Start of Task data

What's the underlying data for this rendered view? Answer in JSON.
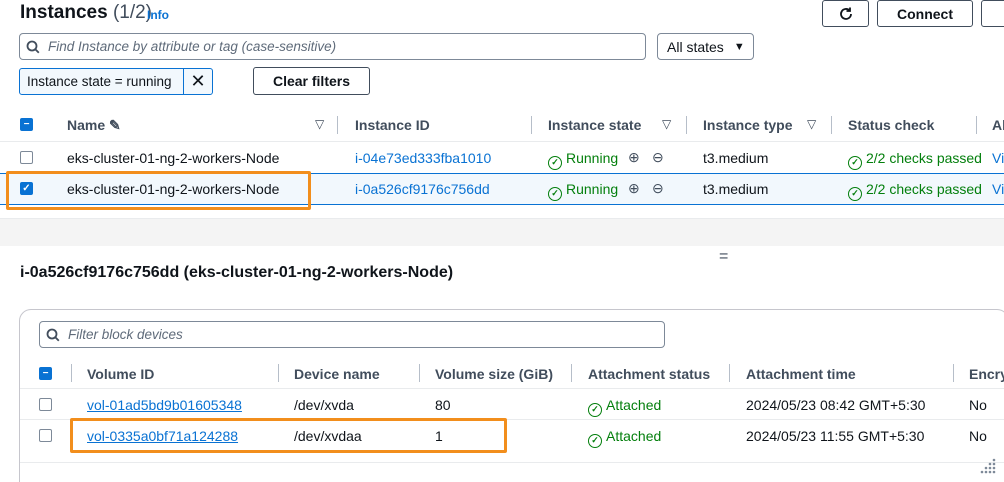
{
  "header": {
    "title": "Instances",
    "count": "(1/2)",
    "info_label": "Info",
    "refresh_icon": "refresh-icon",
    "connect_label": "Connect"
  },
  "search": {
    "placeholder": "Find Instance by attribute or tag (case-sensitive)",
    "states_select": "All states"
  },
  "filter_token": {
    "label": "Instance state = running",
    "clear_label": "Clear filters"
  },
  "instances_table": {
    "columns": [
      "Name",
      "Instance ID",
      "Instance state",
      "Instance type",
      "Status check",
      "Al"
    ],
    "rows": [
      {
        "name": "eks-cluster-01-ng-2-workers-Node",
        "instance_id": "i-04e73ed333fba1010",
        "state": "Running",
        "type": "t3.medium",
        "status": "2/2 checks passed",
        "alarm": "Vi",
        "selected": false
      },
      {
        "name": "eks-cluster-01-ng-2-workers-Node",
        "instance_id": "i-0a526cf9176c756dd",
        "state": "Running",
        "type": "t3.medium",
        "status": "2/2 checks passed",
        "alarm": "Vi",
        "selected": true
      }
    ]
  },
  "detail": {
    "title": "i-0a526cf9176c756dd (eks-cluster-01-ng-2-workers-Node)",
    "filter_placeholder": "Filter block devices",
    "columns": [
      "Volume ID",
      "Device name",
      "Volume size (GiB)",
      "Attachment status",
      "Attachment time",
      "Encry"
    ],
    "rows": [
      {
        "volume_id": "vol-01ad5bd9b01605348",
        "device": "/dev/xvda",
        "size": "80",
        "status": "Attached",
        "time": "2024/05/23 08:42 GMT+5:30",
        "enc": "No"
      },
      {
        "volume_id": "vol-0335a0bf71a124288",
        "device": "/dev/xvdaa",
        "size": "1",
        "status": "Attached",
        "time": "2024/05/23 11:55 GMT+5:30",
        "enc": "No"
      }
    ]
  },
  "colors": {
    "accent": "#0972d3",
    "success": "#037f0c",
    "highlight": "#f28e1c"
  }
}
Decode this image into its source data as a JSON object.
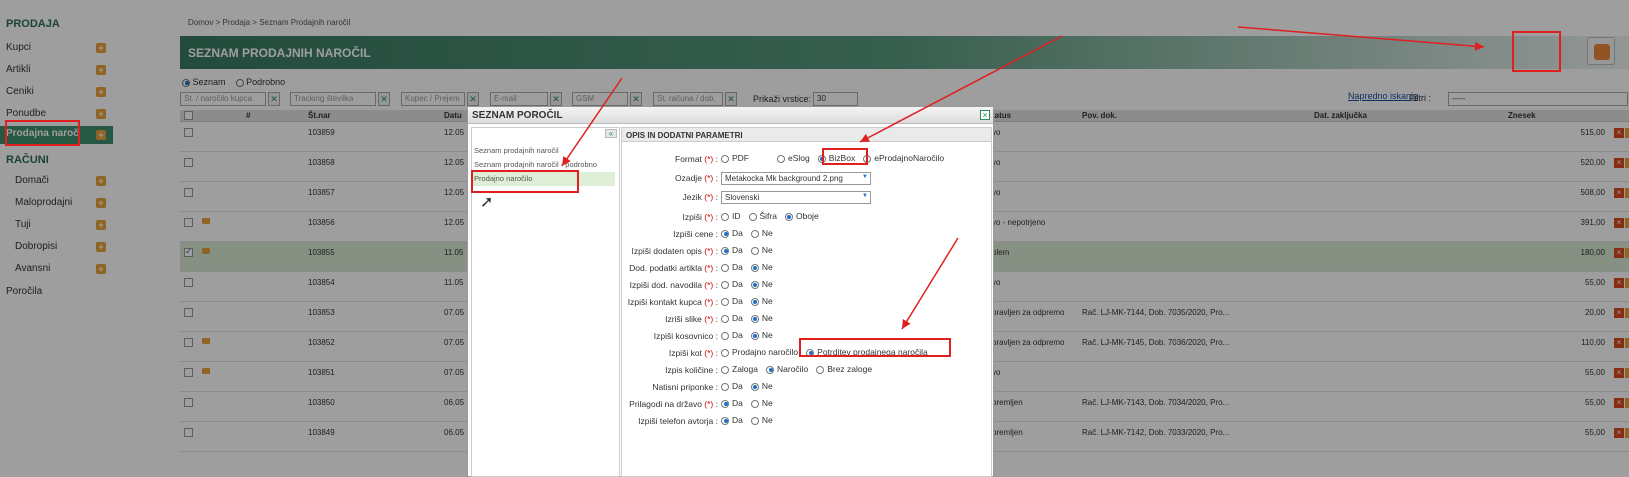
{
  "sidebar": {
    "sections": [
      {
        "header": "PRODAJA",
        "items": [
          {
            "label": "Kupci"
          },
          {
            "label": "Artikli"
          },
          {
            "label": "Ceniki"
          },
          {
            "label": "Ponudbe"
          },
          {
            "label": "Prodajna naročila"
          }
        ]
      },
      {
        "header": "RAČUNI",
        "items": [
          {
            "label": "Domači"
          },
          {
            "label": "Maloprodajni"
          },
          {
            "label": "Tuji"
          },
          {
            "label": "Dobropisi"
          },
          {
            "label": "Avansni"
          }
        ]
      }
    ],
    "reports": "Poročila"
  },
  "breadcrumb": {
    "home": "Domov",
    "sep": ">",
    "section": "Prodaja",
    "page": "Seznam Prodajnih naročil"
  },
  "page": {
    "title": "SEZNAM PRODAJNIH NAROČIL"
  },
  "view": {
    "list": "Seznam",
    "detail": "Podrobno"
  },
  "filters": {
    "placeholders": [
      "St. / naročilo kupca",
      "Tracking številka",
      "Kupec / Prejem",
      "E-mail",
      "GSM",
      "St. računa / dob."
    ],
    "rows_label": "Prikaži vrstice:",
    "rows_value": "30",
    "advanced": "Napredno iskanje",
    "filter_label": "Filtri :",
    "filter_value": "-----"
  },
  "table": {
    "columns": {
      "num": "#",
      "stnar": "Št.nar",
      "datum": "Datu",
      "status": "tatus",
      "povdok": "Pov. dok.",
      "datzak": "Dat. zaključka",
      "znesek": "Znesek"
    },
    "rows": [
      {
        "stnar": "103859",
        "datum": "12.05",
        "status": "vo",
        "povdok": "",
        "znesek": "515,00",
        "mail": false,
        "checked": false
      },
      {
        "stnar": "103858",
        "datum": "12.05",
        "status": "vo",
        "povdok": "",
        "znesek": "520,00",
        "mail": false,
        "checked": false
      },
      {
        "stnar": "103857",
        "datum": "12.05",
        "status": "vo",
        "povdok": "",
        "znesek": "508,00",
        "mail": false,
        "checked": false
      },
      {
        "stnar": "103856",
        "datum": "12.05",
        "status": "vo - nepotrjeno",
        "povdok": "",
        "znesek": "391,00",
        "mail": true,
        "checked": false
      },
      {
        "stnar": "103855",
        "datum": "11.05",
        "status": "blem",
        "povdok": "",
        "znesek": "180,00",
        "mail": true,
        "checked": true
      },
      {
        "stnar": "103854",
        "datum": "11.05",
        "status": "vo",
        "povdok": "",
        "znesek": "55,00",
        "mail": false,
        "checked": false
      },
      {
        "stnar": "103853",
        "datum": "07.05",
        "status": "pravljen za odpremo",
        "povdok": "Rač. LJ-MK-7144, Dob. 7035/2020, Pro...",
        "znesek": "20,00",
        "mail": false,
        "checked": false
      },
      {
        "stnar": "103852",
        "datum": "07.05",
        "status": "pravljen za odpremo",
        "povdok": "Rač. LJ-MK-7145, Dob. 7036/2020, Pro...",
        "znesek": "110,00",
        "mail": true,
        "checked": false
      },
      {
        "stnar": "103851",
        "datum": "07.05",
        "status": "vo",
        "povdok": "",
        "znesek": "55,00",
        "mail": true,
        "checked": false
      },
      {
        "stnar": "103850",
        "datum": "06.05",
        "status": "premljen",
        "povdok": "Rač. LJ-MK-7143, Dob. 7034/2020, Pro...",
        "znesek": "55,00",
        "mail": false,
        "checked": false
      },
      {
        "stnar": "103849",
        "datum": "06.05",
        "status": "premljen",
        "povdok": "Rač. LJ-MK-7142, Dob. 7033/2020, Pro...",
        "znesek": "55,00",
        "mail": false,
        "checked": false
      }
    ]
  },
  "dialog": {
    "title": "SEZNAM POROČIL",
    "reports": [
      "Seznam prodajnih naročil",
      "Seznam prodajnih naročil - podrobno",
      "Prodajno naročilo"
    ],
    "options_title": "OPIS IN DODATNI PARAMETRI",
    "fields": [
      {
        "label": "Format",
        "req": true,
        "opts": [
          "PDF",
          "eSlog",
          "BizBox",
          "eProdajnoNaročilo"
        ],
        "sel": 2
      },
      {
        "label": "Ozadje",
        "req": true,
        "select": "Metakocka Mk background 2.png"
      },
      {
        "label": "Jezik",
        "req": true,
        "select": "Slovenski"
      },
      {
        "label": "Izpiši",
        "req": true,
        "opts": [
          "ID",
          "Šifra",
          "Oboje"
        ],
        "sel": 2
      },
      {
        "label": "Izpiši cene",
        "req": false,
        "opts": [
          "Da",
          "Ne"
        ],
        "sel": 0
      },
      {
        "label": "Izpiši dodaten opis",
        "req": true,
        "opts": [
          "Da",
          "Ne"
        ],
        "sel": 0
      },
      {
        "label": "Dod. podatki artikla",
        "req": true,
        "opts": [
          "Da",
          "Ne"
        ],
        "sel": 1
      },
      {
        "label": "Izpiši dod. navodila",
        "req": true,
        "opts": [
          "Da",
          "Ne"
        ],
        "sel": 1
      },
      {
        "label": "Izpiši kontakt kupca",
        "req": true,
        "opts": [
          "Da",
          "Ne"
        ],
        "sel": 1
      },
      {
        "label": "Izriši slike",
        "req": true,
        "opts": [
          "Da",
          "Ne"
        ],
        "sel": 1
      },
      {
        "label": "Izpiši kosovnico",
        "req": false,
        "opts": [
          "Da",
          "Ne"
        ],
        "sel": 1
      },
      {
        "label": "Izpiši kot",
        "req": true,
        "opts": [
          "Prodajno naročilo",
          "Potrditev prodajnega naročila"
        ],
        "sel": 1
      },
      {
        "label": "Izpis količine",
        "req": false,
        "opts": [
          "Zaloga",
          "Naročilo",
          "Brez zaloge"
        ],
        "sel": 1
      },
      {
        "label": "Natisni priponke",
        "req": false,
        "opts": [
          "Da",
          "Ne"
        ],
        "sel": 1
      },
      {
        "label": "Prilagodi na državo",
        "req": true,
        "opts": [
          "Da",
          "Ne"
        ],
        "sel": 0
      },
      {
        "label": "Izpiši telefon avtorja",
        "req": false,
        "opts": [
          "Da",
          "Ne"
        ],
        "sel": 0
      }
    ]
  },
  "colors": {
    "accent": "#3e8f6f",
    "annotation": "#e02020",
    "plus": "#e8a23a"
  }
}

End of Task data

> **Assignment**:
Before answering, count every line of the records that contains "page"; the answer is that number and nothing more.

> **Answer to the exercise**:
2